Welcome to Aviator Week! We will be looking at pictures from the early days of aviation. We start with this picture of  Helene Dutrieu. She was one of the very first women pilots. She flew an airplane as early as 1908. In 1910, she became one of the first women pilots to carry a passenger. Interestingly, she lived all the way to 1961, so she enjoyed both a long and adventurous life.

Thursday, July 11, 2013

Mother and Child


Navajo Week continues with this picture of an Indian Mother and Child. The woman is wearing a finely woven blanket, and has a neat device for carrying the child on her back. It looks like the hoops on the top are for shade for the child. The picture was taken in 1914.

Wednesday, July 10, 2013

Stringing Bow



Navajo Week continues with this picture of a young Navajo man stringing his bow. The picture was taken in about 1913 somewhere in the Southwest.

Tuesday, July 9, 2013

Weavers
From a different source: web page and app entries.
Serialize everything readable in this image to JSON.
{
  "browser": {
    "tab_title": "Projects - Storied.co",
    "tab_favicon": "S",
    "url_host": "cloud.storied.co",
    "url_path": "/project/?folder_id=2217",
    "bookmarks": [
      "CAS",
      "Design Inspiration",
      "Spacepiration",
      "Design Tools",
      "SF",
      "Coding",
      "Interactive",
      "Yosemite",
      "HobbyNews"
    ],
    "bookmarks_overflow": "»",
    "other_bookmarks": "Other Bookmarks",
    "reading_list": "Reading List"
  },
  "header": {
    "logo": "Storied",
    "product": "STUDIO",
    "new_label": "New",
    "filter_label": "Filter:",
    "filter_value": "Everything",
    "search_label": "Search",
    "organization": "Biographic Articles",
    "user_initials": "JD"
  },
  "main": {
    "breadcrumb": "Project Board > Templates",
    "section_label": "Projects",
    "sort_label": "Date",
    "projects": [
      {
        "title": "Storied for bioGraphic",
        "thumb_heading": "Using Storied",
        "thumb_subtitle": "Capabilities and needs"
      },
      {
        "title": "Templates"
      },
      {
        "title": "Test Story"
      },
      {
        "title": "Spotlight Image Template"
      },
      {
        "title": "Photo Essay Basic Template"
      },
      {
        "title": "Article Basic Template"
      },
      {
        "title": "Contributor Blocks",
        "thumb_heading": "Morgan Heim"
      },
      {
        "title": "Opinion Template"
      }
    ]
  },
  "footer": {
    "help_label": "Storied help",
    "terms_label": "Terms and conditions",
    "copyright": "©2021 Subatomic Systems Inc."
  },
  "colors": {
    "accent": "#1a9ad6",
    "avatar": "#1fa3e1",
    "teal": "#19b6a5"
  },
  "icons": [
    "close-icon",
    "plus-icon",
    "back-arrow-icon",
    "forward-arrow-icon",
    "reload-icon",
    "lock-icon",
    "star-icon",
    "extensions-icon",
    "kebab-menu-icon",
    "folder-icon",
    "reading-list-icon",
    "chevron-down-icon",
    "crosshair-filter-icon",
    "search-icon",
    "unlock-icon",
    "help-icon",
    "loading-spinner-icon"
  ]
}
This picture shows Navajo Weavers. You can see that they are making an intricate blanket. It also looks like the little girl is holding a lamb. A thing that strikes me about this picture is how finely adorned the people are . . . all wearing nice clothes, jewelry and Concho Belts. Perhaps the Navajo adjusted into an artisan lifestyle that worked well for them.

Monday, July 8, 2013

Drinking Water



Today's picture features a Navajo man on horseback. He has taken his horse to the edge of a lake so the horse can drink. Notice the fine blanket he is wearing. We have seen this week that the Navajo made blankets, jewelry, and clay jars. The picture was taken in 1915.

Sunday, July 7, 2013

Gathering Water



Today's picture shows a Navajo Woman gathering water. The picture was taken in 1915 in the Southwest. You can see that she is wearing a finely decorated blanket, and she has a nice jar to gather the water with. The Navajo appear to have been adept artisans. 

Saturday, July 6, 2013

Navajo Weavers



Welcome to Navajo Week here at OPOD. I so much enjoyed some of the pictures last week of the Navajo Jewelry makers, I thought this week we would explore the Navajo in a little more depth. The picture above shows women making blankets. Notice how the woman has her baby propped up right there by the weaving loom. Also notice the sheep and goats behind the loom. It looks like this is a full operation going all the way from shearing to finished blankets.

Friday, July 5, 2013

Nepal



We wrap up Jewelry Week with this picture of a young lady from Nepal. She has many unique ornaments and jewelry type items.

Thursday, July 4, 2013

Navajo Jewelry



Today's picture shows a Navajo Craftsman making silver jewelry. The picture was taken in 1914. I wonder at what point Native Americans started working silver into jewelry. In this picture, clearly he is using modern tools.

Wednesday, July 3, 2013

Navajo Girl



Today's picture shows a young Navajo Girl. The girl is wearing a nice array of silver jewelry. The picture was taken in about 1920 near Gallup New Mexico. The girl is the daughter of the local silversmith.

Tuesday, July 2, 2013

Baghdad Silversmith



Today's picture shows a silversmith working on the street in Baghdad, Iraq. The picture was taken in 1932 by a photographer with the American Colony in Jerusalem. I love the look of careful attention on the man's face. I wish we could see the details of his work better.

Monday, July 1, 2013

Pierre Cartier



Today we feature a picture of Pierre Cartier and his family. He was a world renowned jeweler. His family had been in the business for several generations, but Pierre is the man who opened the London and New York stores, which really made the name and the brand famous. At one point he owned the Hope Diamond.